Wireless channel is inherently unpredictable and this results in loss of information as it travels from the transmitter to the receiver. The main reason for this is that multiple copies of the wireless signal arrive at the receiver which sometimes add constructively and at other times destructively, causing deep fades. The deciding factor between signal copies (think of them as echoes) adding constructively or destructively is the relative phase. If the phases are aligned the signals add up but if the phases are not aligned, we get a fade (fades can be as deep as 60-80dB). Wireless engineers over the years have worked around this problem by using multiple antennas also called antenna arrays.

Continue reading Reconfigurable Intelligent Surfaces Explained# All posts by Yasir Ahmed (aka John)

# What is Energy Harvesting

Conventional battery powered systems can be impractical, expensive, or have negative environmental impacts. Energy harvesting (EH) offers a potential solution to these problems. Through ambient sources such as solar, vibrational, thermal, and RF, self-sustaining IoT devices can be designed. These devices can be easily implemented in wearables, medical implants, and infrastructure. Companies such as TI and ADI have developed power management systems for EH and consumer products already exist. These products continue to increase in efficiency and practicality every year.

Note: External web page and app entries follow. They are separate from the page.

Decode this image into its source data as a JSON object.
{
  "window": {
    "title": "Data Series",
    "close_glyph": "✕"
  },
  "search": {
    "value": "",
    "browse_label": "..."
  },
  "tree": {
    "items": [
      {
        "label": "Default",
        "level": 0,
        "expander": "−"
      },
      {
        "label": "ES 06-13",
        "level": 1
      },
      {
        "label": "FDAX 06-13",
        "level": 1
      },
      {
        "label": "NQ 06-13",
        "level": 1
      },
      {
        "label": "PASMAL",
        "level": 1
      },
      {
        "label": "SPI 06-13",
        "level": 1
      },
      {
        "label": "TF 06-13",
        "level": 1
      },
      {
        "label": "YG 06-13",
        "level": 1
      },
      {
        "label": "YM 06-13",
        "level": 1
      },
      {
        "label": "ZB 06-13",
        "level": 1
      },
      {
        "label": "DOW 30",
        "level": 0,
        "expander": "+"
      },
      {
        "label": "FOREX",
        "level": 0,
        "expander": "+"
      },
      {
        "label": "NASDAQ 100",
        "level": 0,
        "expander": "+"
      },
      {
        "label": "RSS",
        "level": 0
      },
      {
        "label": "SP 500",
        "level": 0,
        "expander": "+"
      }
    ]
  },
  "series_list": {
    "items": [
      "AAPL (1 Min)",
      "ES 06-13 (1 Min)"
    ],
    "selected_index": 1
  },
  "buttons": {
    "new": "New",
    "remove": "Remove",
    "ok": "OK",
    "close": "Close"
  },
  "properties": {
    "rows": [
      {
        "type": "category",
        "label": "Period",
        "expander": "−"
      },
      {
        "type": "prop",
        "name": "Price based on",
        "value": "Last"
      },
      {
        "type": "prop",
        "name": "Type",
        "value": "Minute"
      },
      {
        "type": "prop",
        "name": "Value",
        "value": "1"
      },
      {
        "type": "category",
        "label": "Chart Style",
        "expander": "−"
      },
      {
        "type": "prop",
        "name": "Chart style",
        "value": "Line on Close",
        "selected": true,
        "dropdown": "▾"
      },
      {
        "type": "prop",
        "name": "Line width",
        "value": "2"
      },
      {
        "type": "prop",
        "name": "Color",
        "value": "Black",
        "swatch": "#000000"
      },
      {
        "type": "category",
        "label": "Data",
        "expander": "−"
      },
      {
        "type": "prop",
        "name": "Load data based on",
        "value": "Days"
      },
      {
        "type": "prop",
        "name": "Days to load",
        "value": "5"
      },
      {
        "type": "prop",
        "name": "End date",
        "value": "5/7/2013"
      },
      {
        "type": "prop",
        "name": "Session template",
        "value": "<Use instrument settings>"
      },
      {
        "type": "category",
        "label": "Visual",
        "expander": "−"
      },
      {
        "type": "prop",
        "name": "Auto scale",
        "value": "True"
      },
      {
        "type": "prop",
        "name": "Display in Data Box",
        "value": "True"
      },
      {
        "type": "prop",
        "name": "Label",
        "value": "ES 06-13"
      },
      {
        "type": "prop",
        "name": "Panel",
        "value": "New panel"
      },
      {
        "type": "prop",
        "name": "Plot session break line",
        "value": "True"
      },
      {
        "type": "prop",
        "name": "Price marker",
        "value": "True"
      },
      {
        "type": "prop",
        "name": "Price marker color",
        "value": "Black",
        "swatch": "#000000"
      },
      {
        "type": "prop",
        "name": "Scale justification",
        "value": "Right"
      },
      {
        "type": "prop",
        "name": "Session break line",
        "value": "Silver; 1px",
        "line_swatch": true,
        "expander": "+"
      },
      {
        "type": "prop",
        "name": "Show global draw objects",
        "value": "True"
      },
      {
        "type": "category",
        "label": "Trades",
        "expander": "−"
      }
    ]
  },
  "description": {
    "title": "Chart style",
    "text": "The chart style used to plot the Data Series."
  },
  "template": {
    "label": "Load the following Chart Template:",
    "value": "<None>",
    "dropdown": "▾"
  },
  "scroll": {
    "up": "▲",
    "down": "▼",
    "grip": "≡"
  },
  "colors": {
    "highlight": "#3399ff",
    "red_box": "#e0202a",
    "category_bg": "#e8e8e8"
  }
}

Continue reading What is Energy Harvesting# MSK Demodulation Using a Discriminator

It is widely believed that performance of non-coherent receivers is much worse than performance of coherent receivers in terms of Bit Error Rate (BER). Although this is true to some extent but as we show in this post the difference in performance is not that much in case of Minimum Shift Keying (MSK). In fact, there is only a difference of about one dB in an AWGN environment at high Signal to Noise Ratios (SNR). The difference is somewhat larger in flat fading environment but given the simplicity of implementation of a non-coherent receiver the trade-off might be worth it.Continue reading MSK Demodulation Using a Discriminator

# Orthogonal Minimum Shift Keying (OMSK)

## Some Background

Before we delve deep into Minimum Shift Keying (MSK) and its performance in presence of co-channel interference the reader is advised to look at the following posts.

Post 1 – MSK BER performance in AWGN and flat fading environment when viewed as extension of BPSK

Post 2 – MSK Power Spectral Density and its BER performance in AWGN when viewed as a CPM

Post 3 – MSK BER Performance in AWGN and flat fading environment when viewed as a CPM

Co-channel interference is a phenomenon widely encountered in wireless communication systems and the main reason for that is frequency reuse, which allows the same frequency band to be used over and over again in geographically non-contiguous areas. GSM and other wireless communication systems, using MSK modulation, suffer from the same problem. This has been widely studied in the literature and interference rejection techniques have been proposed. The worst case is one where the power of both the signals (wanted signal and interference) is almost the same and there is no frequency or phase offset.Continue reading Orthogonal Minimum Shift Keying (OMSK)

# MSK Bit Error Rate in Rayleigh Fading

I - In the previous two posts we discussed MSK performance in an AWGN channel, first presenting the MATLAB/OCTAVE Code for one sample per symbol case [Post 1], and then extending it to the more general case of multiple samples per symbol [Post 2]. This helps us visualize the underlying beauty of Continuous Phase Modulation (CPM) which reduces out of band energy and consequently lowers Adjacent Channel Interference (ACI). We also briefly touched upon the case of MSK in Rayleigh fading, but did not go into the details. So here we take a deeper dive.Continue reading MSK Bit Error Rate in Rayleigh Fading

# MSK – A Continuous Phase Modulation (CPM)

## Some Background on MSK

Continue reading MSK – A Continuous Phase Modulation (CPM)I– In the previous post we presented the mathematical model and code for BER calculation of a popular modulation scheme called MSK. However in the code we shared, we only considered one sample per symbol, which makes MSK look like BPSK. While BPSK symbols fall on the real axis, MSK symbols alternate between real and imaginary axes, progressing by π/2 phase during each symbol period. MSK signal thus has memory and this can help in demodulation using advanced techniques such as Viterbi Algorithm.